Return a copy of every line in the data below that contains "JSON".
[EXERCISE INPUTS Boundary: Start]
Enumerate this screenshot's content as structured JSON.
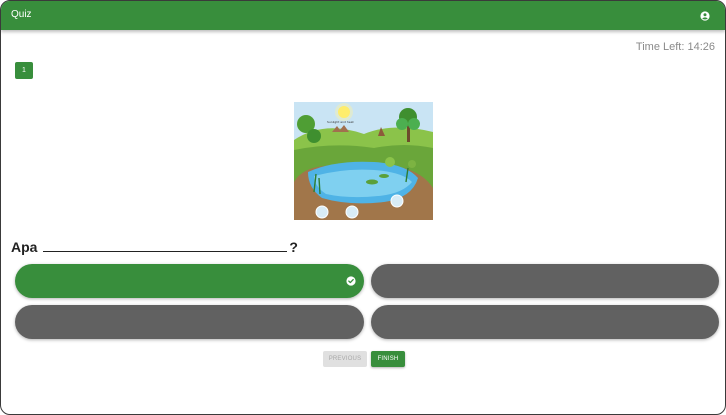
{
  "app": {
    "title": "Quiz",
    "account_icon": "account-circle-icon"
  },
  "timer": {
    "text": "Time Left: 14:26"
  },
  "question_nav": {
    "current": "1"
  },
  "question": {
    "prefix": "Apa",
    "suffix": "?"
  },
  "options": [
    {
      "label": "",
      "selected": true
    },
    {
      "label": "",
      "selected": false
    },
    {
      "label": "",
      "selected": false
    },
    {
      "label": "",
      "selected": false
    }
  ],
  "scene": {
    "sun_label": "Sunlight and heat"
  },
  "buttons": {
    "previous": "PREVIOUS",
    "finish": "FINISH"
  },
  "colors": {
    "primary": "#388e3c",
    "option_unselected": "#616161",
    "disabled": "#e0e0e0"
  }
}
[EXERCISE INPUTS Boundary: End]
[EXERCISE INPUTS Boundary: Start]
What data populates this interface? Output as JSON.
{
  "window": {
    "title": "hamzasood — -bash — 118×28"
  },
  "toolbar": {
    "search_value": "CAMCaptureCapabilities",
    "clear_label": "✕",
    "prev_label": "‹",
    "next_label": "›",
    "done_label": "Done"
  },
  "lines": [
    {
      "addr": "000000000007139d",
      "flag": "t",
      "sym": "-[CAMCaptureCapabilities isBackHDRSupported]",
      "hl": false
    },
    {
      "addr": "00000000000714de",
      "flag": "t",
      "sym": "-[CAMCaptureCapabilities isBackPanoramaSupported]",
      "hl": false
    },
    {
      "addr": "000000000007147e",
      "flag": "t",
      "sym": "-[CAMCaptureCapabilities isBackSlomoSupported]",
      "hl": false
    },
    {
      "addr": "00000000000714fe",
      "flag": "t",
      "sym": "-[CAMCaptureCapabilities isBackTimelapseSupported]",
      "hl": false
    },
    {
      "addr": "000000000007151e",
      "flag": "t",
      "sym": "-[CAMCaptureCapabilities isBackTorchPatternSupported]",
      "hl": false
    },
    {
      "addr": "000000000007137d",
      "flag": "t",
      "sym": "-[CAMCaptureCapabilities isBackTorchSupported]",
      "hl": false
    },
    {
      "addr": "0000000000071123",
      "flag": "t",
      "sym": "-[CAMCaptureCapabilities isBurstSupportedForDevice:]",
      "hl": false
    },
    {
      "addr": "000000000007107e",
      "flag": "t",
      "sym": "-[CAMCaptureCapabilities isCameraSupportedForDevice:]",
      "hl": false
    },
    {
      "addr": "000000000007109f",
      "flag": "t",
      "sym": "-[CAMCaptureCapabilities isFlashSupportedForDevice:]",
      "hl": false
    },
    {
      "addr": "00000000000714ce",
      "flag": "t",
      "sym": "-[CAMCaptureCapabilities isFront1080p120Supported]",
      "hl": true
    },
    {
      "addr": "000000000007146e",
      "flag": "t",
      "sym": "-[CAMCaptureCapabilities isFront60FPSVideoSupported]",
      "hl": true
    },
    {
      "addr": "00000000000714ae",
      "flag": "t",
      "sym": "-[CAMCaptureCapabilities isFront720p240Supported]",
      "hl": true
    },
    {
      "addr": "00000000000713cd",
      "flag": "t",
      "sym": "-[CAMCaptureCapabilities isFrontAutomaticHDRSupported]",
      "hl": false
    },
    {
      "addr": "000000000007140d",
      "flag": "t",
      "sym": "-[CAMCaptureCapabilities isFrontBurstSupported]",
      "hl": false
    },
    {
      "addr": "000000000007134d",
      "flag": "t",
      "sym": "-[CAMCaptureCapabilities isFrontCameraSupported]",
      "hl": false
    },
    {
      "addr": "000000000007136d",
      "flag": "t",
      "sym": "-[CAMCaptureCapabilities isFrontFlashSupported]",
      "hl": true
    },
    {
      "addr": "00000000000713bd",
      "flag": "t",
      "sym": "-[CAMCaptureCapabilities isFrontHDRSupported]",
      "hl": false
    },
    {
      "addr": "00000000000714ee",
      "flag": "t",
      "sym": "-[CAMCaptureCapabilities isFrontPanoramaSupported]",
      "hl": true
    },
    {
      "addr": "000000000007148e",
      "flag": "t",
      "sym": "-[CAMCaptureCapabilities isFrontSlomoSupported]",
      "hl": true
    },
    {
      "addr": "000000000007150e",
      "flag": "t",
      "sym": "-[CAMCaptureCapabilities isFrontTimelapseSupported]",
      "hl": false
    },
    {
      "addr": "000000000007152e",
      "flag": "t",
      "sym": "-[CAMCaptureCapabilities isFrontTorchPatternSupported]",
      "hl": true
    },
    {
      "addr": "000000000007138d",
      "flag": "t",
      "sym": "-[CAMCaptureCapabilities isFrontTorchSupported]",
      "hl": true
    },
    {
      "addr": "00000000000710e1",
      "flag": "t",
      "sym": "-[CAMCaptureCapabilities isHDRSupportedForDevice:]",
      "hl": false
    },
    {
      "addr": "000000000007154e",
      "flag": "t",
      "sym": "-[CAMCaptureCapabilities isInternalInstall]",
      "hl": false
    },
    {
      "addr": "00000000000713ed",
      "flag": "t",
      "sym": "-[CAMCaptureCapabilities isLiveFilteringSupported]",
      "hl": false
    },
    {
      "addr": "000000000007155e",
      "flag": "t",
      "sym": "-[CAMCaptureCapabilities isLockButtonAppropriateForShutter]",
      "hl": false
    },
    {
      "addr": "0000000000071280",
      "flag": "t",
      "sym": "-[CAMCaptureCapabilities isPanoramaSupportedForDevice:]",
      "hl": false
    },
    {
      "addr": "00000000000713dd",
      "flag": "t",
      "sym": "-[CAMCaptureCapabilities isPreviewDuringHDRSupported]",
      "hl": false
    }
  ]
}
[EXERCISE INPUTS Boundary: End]
[TASK ANSWER]
Enumerate this screenshot's content as structured JSON.
What data populates this interface? Output as JSON.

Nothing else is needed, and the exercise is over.